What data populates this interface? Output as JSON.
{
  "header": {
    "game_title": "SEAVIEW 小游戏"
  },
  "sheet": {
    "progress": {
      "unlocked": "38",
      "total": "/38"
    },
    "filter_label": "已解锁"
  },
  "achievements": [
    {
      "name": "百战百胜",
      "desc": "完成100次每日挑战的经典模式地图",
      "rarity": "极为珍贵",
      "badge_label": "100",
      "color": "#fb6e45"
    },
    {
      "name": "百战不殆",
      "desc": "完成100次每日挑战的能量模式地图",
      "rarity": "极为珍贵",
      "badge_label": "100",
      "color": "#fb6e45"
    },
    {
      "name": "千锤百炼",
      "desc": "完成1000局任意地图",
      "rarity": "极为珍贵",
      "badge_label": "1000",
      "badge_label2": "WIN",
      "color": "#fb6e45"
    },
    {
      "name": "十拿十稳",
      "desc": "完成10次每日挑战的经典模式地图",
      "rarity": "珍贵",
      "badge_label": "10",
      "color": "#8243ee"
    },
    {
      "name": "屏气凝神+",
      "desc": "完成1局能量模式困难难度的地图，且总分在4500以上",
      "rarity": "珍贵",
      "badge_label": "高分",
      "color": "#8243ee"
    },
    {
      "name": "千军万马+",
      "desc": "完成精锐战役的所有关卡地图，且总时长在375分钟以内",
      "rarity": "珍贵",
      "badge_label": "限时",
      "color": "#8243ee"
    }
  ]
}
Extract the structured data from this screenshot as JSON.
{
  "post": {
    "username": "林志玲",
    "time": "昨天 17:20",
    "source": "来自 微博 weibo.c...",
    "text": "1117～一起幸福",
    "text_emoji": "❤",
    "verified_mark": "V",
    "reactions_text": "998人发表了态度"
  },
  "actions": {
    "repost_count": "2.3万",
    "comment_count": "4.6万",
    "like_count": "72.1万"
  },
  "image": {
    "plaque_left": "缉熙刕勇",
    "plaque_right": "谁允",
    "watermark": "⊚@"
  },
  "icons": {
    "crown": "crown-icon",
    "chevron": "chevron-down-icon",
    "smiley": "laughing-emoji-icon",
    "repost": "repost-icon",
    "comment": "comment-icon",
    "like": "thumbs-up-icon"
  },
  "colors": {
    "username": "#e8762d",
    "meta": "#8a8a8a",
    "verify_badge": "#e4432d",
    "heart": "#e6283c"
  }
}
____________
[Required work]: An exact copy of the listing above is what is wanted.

[Final answer]:
What data populates this interface? Output as JSON.
{
  "header": {
    "game_title": "SEAVIEW 小游戏"
  },
  "sheet": {
    "progress": {
      "unlocked": "38",
      "total": "/38"
    },
    "filter_label": "已解锁"
  },
  "achievements": [
    {
      "name": "百战百胜",
      "desc": "完成100次每日挑战的经典模式地图",
      "rarity": "极为珍贵",
      "badge_label": "100",
      "color": "#fb6e45"
    },
    {
      "name": "百战不殆",
      "desc": "完成100次每日挑战的能量模式地图",
      "rarity": "极为珍贵",
      "badge_label": "100",
      "color": "#fb6e45"
    },
    {
      "name": "千锤百炼",
      "desc": "完成1000局任意地图",
      "rarity": "极为珍贵",
      "badge_label": "1000",
      "badge_label2": "WIN",
      "color": "#fb6e45"
    },
    {
      "name": "十拿十稳",
      "desc": "完成10次每日挑战的经典模式地图",
      "rarity": "珍贵",
      "badge_label": "10",
      "color": "#8243ee"
    },
    {
      "name": "屏气凝神+",
      "desc": "完成1局能量模式困难难度的地图，且总分在4500以上",
      "rarity": "珍贵",
      "badge_label": "高分",
      "color": "#8243ee"
    },
    {
      "name": "千军万马+",
      "desc": "完成精锐战役的所有关卡地图，且总时长在375分钟以内",
      "rarity": "珍贵",
      "badge_label": "限时",
      "color": "#8243ee"
    }
  ]
}
Extract the structured data from this screenshot as JSON.
{
  "post": {
    "username": "林志玲",
    "time": "昨天 17:20",
    "source": "来自 微博 weibo.c...",
    "text": "1117～一起幸福",
    "text_emoji": "❤",
    "verified_mark": "V",
    "reactions_text": "998人发表了态度"
  },
  "actions": {
    "repost_count": "2.3万",
    "comment_count": "4.6万",
    "like_count": "72.1万"
  },
  "image": {
    "plaque_left": "缉熙刕勇",
    "plaque_right": "谁允",
    "watermark": "⊚@"
  },
  "icons": {
    "crown": "crown-icon",
    "chevron": "chevron-down-icon",
    "smiley": "laughing-emoji-icon",
    "repost": "repost-icon",
    "comment": "comment-icon",
    "like": "thumbs-up-icon"
  },
  "colors": {
    "username": "#e8762d",
    "meta": "#8a8a8a",
    "verify_badge": "#e4432d",
    "heart": "#e6283c"
  }
}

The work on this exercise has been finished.